“I’ve always wished the media would go and pull up my courtroom records and see exactly what happened,” Brennan said. “From Day 1, I’d say 98 percent of what you read about what happened to me at Colorado is a lie. The media has just never been very fair to me with that situation. They’ve always just read other articles and then they wouldn’t write it up correctly.
“When somebody does take the time to pull out the courtroom records and pulls out what happened to me, they’re going to see a much different light. They’re going to see a young kid who was taken advantage of. They’re going to see a young kid who made a mistake, but what happened and transpired after he made that mistake wasn’t right.”
Now Brennan’s challenges are simpler, like learning the intricacies of the West Coast offense and earning a spot on the Redskins’ roster in a battle with Derek Devine, who spent last training camp with Jim Zorn in Seattle.
He is certainly going to need time to develop. One pass during a drill flutters into the arms of a defender, which earns a quick talk with Zorn or assistant coach Chris Meidt. The next one zips perfectly through traffic to the intended target.

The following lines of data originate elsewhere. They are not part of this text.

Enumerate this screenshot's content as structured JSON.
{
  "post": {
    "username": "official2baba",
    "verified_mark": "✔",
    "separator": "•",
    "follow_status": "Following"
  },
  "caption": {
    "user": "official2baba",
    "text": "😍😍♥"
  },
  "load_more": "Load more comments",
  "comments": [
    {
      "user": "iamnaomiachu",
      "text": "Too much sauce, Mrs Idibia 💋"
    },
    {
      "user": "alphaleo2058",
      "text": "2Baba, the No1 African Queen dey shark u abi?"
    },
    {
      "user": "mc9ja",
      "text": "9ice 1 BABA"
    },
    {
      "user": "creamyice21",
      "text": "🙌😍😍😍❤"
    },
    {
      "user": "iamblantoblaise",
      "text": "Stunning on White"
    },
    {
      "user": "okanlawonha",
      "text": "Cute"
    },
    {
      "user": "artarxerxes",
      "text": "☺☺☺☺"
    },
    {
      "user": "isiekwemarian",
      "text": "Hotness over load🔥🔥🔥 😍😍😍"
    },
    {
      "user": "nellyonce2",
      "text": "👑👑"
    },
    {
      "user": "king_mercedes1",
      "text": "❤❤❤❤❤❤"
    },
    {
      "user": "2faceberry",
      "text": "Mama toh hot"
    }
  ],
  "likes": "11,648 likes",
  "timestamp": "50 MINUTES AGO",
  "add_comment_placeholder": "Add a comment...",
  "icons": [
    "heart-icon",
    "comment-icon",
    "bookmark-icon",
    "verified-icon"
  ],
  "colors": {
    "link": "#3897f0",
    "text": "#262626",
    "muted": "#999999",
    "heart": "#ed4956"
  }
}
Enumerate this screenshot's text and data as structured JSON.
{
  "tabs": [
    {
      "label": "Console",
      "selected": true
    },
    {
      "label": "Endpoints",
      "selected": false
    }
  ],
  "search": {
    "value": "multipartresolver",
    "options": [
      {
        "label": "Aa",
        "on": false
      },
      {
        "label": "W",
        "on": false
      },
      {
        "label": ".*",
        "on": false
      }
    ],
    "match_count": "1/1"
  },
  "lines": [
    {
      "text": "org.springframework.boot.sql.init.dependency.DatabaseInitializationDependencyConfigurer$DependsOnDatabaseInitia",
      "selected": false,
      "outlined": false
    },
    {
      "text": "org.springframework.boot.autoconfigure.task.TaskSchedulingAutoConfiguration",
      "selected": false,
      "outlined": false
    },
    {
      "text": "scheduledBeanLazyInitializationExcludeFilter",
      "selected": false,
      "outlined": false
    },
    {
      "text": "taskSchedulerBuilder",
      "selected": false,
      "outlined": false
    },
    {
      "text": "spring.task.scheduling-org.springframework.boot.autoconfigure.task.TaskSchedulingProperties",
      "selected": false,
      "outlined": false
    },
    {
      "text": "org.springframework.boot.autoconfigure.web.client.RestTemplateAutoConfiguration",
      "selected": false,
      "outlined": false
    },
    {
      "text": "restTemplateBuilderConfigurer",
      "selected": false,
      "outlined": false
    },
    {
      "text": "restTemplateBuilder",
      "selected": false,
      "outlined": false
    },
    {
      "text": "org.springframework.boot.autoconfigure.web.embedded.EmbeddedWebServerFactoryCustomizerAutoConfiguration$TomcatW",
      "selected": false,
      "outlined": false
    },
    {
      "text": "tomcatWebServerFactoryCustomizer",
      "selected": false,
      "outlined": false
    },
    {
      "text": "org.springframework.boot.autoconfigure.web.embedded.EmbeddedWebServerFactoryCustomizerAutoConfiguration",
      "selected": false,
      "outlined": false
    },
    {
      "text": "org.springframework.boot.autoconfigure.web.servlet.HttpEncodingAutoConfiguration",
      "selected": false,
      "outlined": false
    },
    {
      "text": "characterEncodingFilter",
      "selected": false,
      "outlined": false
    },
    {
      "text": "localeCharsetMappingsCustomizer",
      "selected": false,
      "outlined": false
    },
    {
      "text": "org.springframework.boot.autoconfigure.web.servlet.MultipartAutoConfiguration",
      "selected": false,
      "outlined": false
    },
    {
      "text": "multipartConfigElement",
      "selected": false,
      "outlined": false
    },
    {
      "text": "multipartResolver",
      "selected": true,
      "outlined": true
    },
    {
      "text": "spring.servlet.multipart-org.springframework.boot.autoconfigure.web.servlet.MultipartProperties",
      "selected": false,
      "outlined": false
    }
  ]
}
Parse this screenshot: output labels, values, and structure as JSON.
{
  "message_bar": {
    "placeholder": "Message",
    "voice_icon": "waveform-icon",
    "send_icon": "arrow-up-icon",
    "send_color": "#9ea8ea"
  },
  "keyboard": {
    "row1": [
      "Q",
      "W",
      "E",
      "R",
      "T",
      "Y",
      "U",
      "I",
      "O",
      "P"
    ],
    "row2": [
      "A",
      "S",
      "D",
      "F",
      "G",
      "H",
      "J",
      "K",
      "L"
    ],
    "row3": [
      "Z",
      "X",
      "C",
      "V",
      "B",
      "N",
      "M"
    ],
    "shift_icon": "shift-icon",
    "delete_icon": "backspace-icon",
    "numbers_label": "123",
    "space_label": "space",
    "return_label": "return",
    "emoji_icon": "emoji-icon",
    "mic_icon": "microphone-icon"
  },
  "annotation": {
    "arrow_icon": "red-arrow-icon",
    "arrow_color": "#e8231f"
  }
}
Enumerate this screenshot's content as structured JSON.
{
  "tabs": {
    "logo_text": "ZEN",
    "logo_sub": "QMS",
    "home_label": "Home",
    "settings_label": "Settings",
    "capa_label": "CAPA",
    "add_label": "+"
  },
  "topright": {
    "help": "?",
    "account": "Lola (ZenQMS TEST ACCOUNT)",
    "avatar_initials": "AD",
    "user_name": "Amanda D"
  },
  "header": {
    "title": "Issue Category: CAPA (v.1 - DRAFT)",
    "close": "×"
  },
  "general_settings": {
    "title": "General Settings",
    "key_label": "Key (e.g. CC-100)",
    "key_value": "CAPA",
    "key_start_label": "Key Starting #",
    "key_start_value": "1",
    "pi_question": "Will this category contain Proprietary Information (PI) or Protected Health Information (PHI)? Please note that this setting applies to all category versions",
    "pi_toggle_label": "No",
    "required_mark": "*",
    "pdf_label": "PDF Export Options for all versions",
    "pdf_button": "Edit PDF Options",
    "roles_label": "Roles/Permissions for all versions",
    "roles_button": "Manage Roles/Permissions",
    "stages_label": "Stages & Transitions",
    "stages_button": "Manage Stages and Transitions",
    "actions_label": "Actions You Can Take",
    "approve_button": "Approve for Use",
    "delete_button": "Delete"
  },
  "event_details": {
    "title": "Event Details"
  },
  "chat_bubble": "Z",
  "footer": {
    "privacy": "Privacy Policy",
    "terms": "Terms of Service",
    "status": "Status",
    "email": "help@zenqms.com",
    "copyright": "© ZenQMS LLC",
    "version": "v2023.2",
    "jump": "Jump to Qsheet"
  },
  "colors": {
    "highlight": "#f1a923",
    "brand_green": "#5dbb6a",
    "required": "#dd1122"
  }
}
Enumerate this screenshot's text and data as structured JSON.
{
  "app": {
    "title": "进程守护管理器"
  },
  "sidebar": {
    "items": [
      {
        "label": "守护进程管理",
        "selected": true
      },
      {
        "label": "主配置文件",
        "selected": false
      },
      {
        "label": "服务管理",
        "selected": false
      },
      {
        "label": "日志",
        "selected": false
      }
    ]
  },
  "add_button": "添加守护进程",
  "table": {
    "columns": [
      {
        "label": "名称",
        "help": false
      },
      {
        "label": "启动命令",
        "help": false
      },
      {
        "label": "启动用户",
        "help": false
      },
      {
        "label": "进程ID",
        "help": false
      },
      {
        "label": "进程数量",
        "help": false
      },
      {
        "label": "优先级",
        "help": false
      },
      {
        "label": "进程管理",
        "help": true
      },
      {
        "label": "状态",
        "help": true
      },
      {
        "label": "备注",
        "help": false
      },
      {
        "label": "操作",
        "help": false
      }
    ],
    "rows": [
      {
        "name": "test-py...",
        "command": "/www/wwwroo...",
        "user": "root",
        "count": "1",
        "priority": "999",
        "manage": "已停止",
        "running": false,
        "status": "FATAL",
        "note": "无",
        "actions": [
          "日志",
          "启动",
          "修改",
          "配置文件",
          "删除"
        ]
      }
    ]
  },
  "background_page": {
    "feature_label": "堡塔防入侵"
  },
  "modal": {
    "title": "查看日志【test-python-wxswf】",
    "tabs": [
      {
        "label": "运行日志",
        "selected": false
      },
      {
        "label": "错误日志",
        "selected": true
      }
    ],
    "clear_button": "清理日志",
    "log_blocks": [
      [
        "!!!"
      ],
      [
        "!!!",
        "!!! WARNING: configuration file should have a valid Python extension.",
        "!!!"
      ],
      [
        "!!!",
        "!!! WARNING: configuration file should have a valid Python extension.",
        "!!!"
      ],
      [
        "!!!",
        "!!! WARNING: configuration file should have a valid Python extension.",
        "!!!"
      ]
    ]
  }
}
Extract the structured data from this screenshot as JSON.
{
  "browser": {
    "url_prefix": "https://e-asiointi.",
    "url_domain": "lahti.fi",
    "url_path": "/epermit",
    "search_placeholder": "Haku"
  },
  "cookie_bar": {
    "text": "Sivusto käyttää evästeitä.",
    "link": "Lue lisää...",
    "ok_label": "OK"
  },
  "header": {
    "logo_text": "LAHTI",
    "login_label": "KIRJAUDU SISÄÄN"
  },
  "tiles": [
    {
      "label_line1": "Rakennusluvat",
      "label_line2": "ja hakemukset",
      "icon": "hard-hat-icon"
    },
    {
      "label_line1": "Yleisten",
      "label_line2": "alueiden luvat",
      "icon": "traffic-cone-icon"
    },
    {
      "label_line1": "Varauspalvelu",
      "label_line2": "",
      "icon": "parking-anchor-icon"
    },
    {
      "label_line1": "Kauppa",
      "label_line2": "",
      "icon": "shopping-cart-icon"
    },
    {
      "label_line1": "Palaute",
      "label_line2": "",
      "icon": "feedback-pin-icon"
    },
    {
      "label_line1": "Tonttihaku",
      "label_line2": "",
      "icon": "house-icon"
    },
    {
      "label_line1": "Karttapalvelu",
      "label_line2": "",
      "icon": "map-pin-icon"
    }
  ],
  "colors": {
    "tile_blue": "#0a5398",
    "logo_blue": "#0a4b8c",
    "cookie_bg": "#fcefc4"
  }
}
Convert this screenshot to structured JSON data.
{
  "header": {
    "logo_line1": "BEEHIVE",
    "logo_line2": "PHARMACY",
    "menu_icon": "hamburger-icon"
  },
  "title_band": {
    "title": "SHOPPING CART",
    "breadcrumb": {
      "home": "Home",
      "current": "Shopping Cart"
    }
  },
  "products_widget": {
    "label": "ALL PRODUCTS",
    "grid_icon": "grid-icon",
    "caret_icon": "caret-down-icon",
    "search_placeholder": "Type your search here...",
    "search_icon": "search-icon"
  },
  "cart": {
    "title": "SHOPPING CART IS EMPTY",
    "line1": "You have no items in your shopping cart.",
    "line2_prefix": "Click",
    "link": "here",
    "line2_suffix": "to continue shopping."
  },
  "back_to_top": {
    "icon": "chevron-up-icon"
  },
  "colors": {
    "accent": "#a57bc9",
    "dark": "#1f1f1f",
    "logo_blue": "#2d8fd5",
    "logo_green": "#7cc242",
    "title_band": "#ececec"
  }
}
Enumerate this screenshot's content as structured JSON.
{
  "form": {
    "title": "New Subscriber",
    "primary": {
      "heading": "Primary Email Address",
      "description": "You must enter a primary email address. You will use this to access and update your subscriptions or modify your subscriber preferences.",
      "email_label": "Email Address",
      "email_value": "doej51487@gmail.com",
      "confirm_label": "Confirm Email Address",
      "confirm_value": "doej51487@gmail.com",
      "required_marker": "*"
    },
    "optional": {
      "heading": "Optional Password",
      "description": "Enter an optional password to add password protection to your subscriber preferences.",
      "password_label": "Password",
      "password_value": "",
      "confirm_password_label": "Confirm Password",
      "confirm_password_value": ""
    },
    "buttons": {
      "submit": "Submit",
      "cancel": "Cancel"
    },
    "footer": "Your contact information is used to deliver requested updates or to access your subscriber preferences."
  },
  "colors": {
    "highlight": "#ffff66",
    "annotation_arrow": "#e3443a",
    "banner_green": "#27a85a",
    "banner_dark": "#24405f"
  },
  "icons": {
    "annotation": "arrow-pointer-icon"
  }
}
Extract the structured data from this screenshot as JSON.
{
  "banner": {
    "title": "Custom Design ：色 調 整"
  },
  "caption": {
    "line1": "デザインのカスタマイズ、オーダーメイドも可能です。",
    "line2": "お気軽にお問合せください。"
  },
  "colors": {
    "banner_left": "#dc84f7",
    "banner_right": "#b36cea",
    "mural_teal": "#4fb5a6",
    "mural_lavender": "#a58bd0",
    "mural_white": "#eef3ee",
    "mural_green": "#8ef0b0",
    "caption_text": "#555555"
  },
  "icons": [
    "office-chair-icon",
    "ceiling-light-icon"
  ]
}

Patience and time, with starter Jason Campbell and backup Todd Collins firmly entrenched, are attributes Brennan can have.
“He’s got a quarterback’s swagger, and he knows how to play the game,” Meidt said. “He was in the ol’ fun-‘n’-gun. It was shotgun, pitter-patter around and when someone gets open, chuck it to them. Now he’s under center, he has to drop and throw on rhythm.”
Brennan’s experience with the NFL Draft process did not go well, and it can partly be attributed to him being misunderstood. There are several preconceived notions about him that really aren’t true:
Myth No. 1: Brennan has to “learn” how to take a snap under center after his days in the shotgun at Hawaii.
Reality: His only experience not under center was at Hawaii. During high school, a year at prep school, a year at Colorado and a year at junior college, he played in a more traditional offense.
Myth No. 2: Brennan’s poor showing against Georgia in the Sugar Bowl (22-for-38, 169 yards, three interceptions) proves he can’t play against elite, NFL-type competition.
Reality: He carved up several BCS teams in his three years, including a 559-yard, five-touchdown showing against Arizona State and a 42-for-50, 442-yard, five-score outing against Washington. He also topped 400 yards against Wisconsin, Purdue and Oregon State.
Myth No. 3: Brennan will struggle with the cold weather.
Reality: He spent a year at Worcester (Mass.) Academy and a year in Boulder, Colo. He has played and practiced in bad weather before.
“It is football - everybody tries to make it into a complex thing but when it all comes down to it, it’s about being a football player,” Brennan said. “That’s something that no matter where I’ve been - California, Boston, Colorado or Hawaii - I’ve always been a great football player. I’m just looking to prove that again at this level.”
Brennan had only one year as the starting quarterback at Mater Dei High School in Santa Anna, Calif., because Matt Leinart was a year his elder. The two have remained good friends, and they were able to hang out together last week at the ESPYs in Los Angeles.